- What needs to be done:
List, from the lines below, each one with "content" in it.

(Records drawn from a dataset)

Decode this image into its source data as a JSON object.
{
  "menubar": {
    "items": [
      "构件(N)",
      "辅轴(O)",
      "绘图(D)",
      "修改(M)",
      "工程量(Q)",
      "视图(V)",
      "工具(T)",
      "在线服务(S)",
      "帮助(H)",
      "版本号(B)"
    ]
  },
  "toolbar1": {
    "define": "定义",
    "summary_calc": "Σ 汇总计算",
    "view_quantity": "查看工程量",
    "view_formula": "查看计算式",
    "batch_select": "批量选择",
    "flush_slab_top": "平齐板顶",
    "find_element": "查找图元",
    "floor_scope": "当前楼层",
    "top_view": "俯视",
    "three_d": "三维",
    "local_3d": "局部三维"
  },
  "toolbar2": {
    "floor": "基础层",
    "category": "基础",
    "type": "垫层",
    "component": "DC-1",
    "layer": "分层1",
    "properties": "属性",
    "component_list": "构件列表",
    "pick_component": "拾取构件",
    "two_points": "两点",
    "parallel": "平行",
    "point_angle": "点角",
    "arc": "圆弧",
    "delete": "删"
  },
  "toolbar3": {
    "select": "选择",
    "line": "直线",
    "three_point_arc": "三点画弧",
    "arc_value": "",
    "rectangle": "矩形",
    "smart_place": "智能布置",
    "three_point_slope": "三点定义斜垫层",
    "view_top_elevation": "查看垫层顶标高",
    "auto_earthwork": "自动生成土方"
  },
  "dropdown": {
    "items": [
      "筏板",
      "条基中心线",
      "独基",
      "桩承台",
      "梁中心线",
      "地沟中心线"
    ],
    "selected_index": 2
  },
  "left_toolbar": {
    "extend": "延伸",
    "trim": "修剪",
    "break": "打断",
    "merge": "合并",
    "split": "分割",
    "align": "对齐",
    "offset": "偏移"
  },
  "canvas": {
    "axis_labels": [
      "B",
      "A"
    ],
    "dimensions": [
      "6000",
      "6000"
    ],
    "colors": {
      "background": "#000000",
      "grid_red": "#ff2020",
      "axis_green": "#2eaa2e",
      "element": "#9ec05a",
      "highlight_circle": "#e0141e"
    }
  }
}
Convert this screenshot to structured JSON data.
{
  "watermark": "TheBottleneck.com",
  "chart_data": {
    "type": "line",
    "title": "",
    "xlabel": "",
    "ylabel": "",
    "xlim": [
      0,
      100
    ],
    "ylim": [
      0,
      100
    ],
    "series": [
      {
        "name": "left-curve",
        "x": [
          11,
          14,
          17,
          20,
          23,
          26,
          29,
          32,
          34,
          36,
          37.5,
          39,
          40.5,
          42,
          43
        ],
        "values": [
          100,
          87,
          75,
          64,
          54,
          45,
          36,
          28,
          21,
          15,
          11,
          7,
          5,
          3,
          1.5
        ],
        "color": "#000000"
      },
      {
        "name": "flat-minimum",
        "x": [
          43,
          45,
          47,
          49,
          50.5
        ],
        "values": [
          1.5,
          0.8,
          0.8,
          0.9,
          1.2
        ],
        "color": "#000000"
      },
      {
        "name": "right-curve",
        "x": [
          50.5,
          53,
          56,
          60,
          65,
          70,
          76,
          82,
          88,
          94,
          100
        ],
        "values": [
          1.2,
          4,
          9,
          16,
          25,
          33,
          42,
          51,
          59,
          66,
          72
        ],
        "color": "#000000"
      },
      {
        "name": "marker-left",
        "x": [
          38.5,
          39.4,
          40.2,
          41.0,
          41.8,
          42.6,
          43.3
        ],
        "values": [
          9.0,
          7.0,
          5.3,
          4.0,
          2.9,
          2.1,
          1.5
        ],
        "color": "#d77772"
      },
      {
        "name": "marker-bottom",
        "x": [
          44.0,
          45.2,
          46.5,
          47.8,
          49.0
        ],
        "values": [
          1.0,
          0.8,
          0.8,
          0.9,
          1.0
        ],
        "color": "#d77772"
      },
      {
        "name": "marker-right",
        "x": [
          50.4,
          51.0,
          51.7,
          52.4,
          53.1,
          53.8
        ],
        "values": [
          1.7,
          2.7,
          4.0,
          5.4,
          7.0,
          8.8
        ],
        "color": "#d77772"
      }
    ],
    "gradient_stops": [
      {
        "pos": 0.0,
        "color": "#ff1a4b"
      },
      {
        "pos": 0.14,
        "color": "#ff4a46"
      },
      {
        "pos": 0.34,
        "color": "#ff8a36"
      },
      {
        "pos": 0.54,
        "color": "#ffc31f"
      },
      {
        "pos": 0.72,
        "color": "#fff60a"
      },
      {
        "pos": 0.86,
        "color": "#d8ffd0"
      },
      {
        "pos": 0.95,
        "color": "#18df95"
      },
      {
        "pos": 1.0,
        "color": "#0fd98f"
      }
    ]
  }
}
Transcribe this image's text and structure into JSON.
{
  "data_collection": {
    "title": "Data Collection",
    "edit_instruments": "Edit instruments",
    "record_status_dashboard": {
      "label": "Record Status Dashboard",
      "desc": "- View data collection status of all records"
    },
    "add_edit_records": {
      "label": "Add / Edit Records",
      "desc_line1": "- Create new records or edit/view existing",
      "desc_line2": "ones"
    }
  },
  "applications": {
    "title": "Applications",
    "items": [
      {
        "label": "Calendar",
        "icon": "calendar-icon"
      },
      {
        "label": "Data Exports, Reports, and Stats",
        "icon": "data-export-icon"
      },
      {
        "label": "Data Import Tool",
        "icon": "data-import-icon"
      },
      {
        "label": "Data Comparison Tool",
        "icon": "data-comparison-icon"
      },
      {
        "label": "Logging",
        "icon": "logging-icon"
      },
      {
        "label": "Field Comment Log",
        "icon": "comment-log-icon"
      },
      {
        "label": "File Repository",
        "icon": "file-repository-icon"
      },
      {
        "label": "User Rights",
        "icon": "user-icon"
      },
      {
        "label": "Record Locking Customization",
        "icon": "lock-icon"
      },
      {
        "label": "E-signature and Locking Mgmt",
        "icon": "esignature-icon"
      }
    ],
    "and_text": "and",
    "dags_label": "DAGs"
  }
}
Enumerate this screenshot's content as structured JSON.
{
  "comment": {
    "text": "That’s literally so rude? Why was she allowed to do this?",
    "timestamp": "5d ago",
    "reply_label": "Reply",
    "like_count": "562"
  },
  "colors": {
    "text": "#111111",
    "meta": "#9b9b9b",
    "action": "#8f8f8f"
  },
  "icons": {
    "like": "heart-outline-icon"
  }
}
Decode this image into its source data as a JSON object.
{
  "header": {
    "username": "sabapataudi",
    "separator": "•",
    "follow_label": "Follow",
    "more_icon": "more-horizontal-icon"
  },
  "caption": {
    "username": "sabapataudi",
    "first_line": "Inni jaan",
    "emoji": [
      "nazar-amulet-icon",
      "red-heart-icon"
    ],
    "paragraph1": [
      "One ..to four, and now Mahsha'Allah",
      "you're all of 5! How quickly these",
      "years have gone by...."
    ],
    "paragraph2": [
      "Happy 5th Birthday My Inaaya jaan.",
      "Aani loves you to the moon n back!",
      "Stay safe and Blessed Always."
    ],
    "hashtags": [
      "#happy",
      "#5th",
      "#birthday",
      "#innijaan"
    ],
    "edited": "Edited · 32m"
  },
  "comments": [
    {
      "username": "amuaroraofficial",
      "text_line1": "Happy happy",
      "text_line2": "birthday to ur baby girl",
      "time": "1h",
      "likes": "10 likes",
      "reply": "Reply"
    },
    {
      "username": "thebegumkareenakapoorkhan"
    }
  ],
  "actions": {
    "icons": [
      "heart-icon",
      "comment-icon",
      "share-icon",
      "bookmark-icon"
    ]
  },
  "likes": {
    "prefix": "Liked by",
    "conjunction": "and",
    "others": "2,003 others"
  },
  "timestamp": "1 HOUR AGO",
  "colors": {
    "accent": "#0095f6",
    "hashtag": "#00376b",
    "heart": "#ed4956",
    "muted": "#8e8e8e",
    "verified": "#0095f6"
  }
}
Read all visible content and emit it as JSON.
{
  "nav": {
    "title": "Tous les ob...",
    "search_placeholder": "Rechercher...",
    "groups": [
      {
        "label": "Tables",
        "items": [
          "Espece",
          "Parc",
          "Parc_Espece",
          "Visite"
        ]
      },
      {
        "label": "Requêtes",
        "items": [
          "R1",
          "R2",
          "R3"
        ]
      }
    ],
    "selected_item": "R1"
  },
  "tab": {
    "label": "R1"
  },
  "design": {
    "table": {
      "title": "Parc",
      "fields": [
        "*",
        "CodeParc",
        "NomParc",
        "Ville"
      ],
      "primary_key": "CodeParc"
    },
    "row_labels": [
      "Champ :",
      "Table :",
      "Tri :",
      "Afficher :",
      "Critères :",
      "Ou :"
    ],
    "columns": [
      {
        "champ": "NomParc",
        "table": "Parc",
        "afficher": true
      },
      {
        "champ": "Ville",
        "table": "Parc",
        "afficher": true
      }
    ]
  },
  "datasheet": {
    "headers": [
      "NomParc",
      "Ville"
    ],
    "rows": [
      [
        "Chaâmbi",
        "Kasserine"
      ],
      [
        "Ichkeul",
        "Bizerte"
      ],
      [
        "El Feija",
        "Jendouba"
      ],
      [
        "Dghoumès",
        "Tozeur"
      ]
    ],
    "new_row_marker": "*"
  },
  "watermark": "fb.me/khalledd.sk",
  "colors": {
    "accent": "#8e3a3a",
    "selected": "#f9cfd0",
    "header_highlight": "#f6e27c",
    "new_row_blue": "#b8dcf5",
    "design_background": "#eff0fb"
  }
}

- Your response:
Enumerate this screenshot's content as structured JSON.
Read all visible content and emit it as JSON.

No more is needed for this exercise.